Check out the sets and let us know what you think. We've tried to make them versatile so you can customize your set online with any combination of pieces you might like, but I'm sure we haven't thought of everything. Give us a call if you can't find the exact pieces you need for your set. Rebecca and Shannon will be happy to hear from you!
One more thing. So far we just have Copeland bedroom sets up but in another month or so we'll have their collection of Frank Lloyd Wright dining sets as well. If you're looking to purchase before then, just call.
Similar to the term American Made Furniture, there's no standard definition for "fine furniture". But a customer brought this up yesterday so I thought I'd take a shot at it. At Vermont Woods Studios we specialize in fine wood furniture, rather than upholstered furniture so I'll keep the discussion confined to that.
This may seem odd, but I'm going to put style aside for another subject because I think each creative woodworker has his or her own ideas about style.
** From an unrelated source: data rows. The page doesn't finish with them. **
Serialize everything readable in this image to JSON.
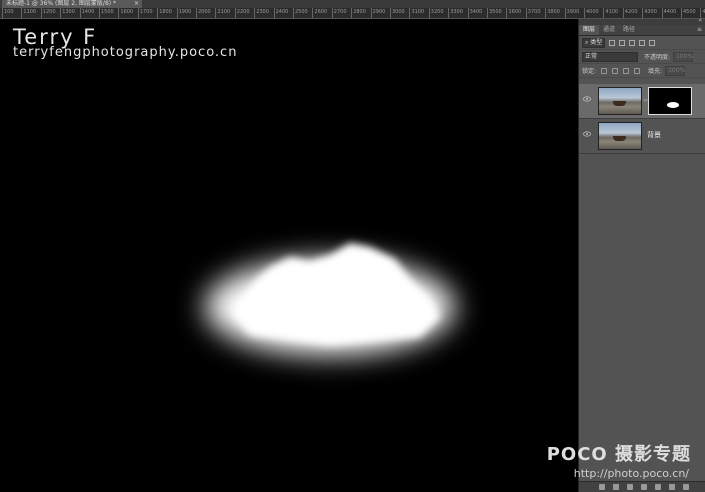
{
  "document": {
    "tab_label": "未标题-1 @ 36% (图层 2, 图层蒙版/8) *",
    "close": "×"
  },
  "ruler": {
    "labels": [
      "100",
      "1100",
      "1200",
      "1300",
      "1400",
      "1500",
      "1600",
      "1700",
      "1800",
      "1900",
      "2000",
      "2100",
      "2200",
      "2300",
      "2400",
      "2500",
      "2600",
      "2700",
      "2800",
      "2900",
      "3000",
      "3100",
      "3200",
      "3300",
      "3400",
      "3500",
      "3600",
      "3700",
      "3800",
      "3900",
      "4000",
      "4100",
      "4200",
      "4300",
      "4400",
      "4500",
      "4600"
    ]
  },
  "canvas": {
    "watermark_name": "Terry  F",
    "watermark_site": "terryfengphotography.poco.cn"
  },
  "layers_panel": {
    "tabs": [
      {
        "label": "图层",
        "active": true
      },
      {
        "label": "通道",
        "active": false
      },
      {
        "label": "路径",
        "active": false
      }
    ],
    "filter_kind": "类型",
    "blend_mode": "正常",
    "opacity_label": "不透明度:",
    "opacity_value": "100%",
    "lock_label": "锁定:",
    "fill_label": "填充:",
    "fill_value": "100%",
    "layers": [
      {
        "name": "",
        "has_mask": true,
        "selected": true,
        "visible": true
      },
      {
        "name": "背景",
        "has_mask": false,
        "selected": false,
        "visible": true,
        "locked": true
      }
    ]
  },
  "overlay": {
    "poco_logo": "POCO 摄影专题",
    "poco_url": "http://photo.poco.cn/"
  }
}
Naturally there has to be a strategic blending of form and function, but making a judgement about that is personal and subjective– you could write a library of books about it and still not reach a conclusion. I'm not sure style belongs in a definition for fine furniture.
So for now I'll stick to tangible perameters like craftsmanship, uniqueness, joinery, type of wood, type of finish, sustainability and durability– plus one intangible which I'll call karma. Today let's look at the type of wood a piece of furniture is made with first– then we can consider the other characteristics in the next few posts.
Fine wood furniture starts with hardwood (like cherry, maple, walnut and oak) as opposed to soft wood (like pine and other coniferous woods). Furthermore, in today's world (by my definition anyway) those hardwoods are grown sustainably in America as opposed to imported woods that are clear cut from the world's rapidly disappearing rainforests (like ipe, rubberwood, mahogany, jatoba and teak–this ties into a karma discussion). You can learn more about American hardwood species here: cherry wood, maple wood, walnut wood, oak wood.
It's not just the wood species that sets fine wood furniture apart. Once a species is selected, fine woodworkers go to greath lengths to carefully select each board that goes into a piece of furniture, depending on where the board is being placed (like in a drawer front, part of a table top, an accent piece or part of the frame).
Woodworkers select boards based on things like grain, color, texture, shape, character and whether it's part of the tree's heartwood (inner circles of the tree and dark in color) or sapwood (outer circles of the tree and light in color). There are different levels of attention to detail in wood selection and they are reflected in the price of a piece of furniture. Many of our woodworkers in Vermont are aligned with the philosophy of George Nakishima who felt that wood selection is an almost sacred art that honors The Soul of a Tree. Others are more practical but both philosophies on wood selection can be the foundation of a great piece of "fine furniture" depending on what the customer is looking for.
Wondering how to select the right hardwood for your furniture? For most of our customers, wood color is the first priority when selecting a hardwood, followed by strength and durability. At Vermont Woods Studios we offer exclusively American hardwoods that are harvested responsibly from well managed forests.
One of the characteristics that customers are often surprised about is that some woods change colors over time, as they are exposed to light. Black cherry is the most notable of these woods. It can start out almost as light as maple wood, but over time it will mature and ripen to a deep, rich reddish brown color.
Have any questions about furniture hardwoods? Give us a call! We'll look forward to hearing from you.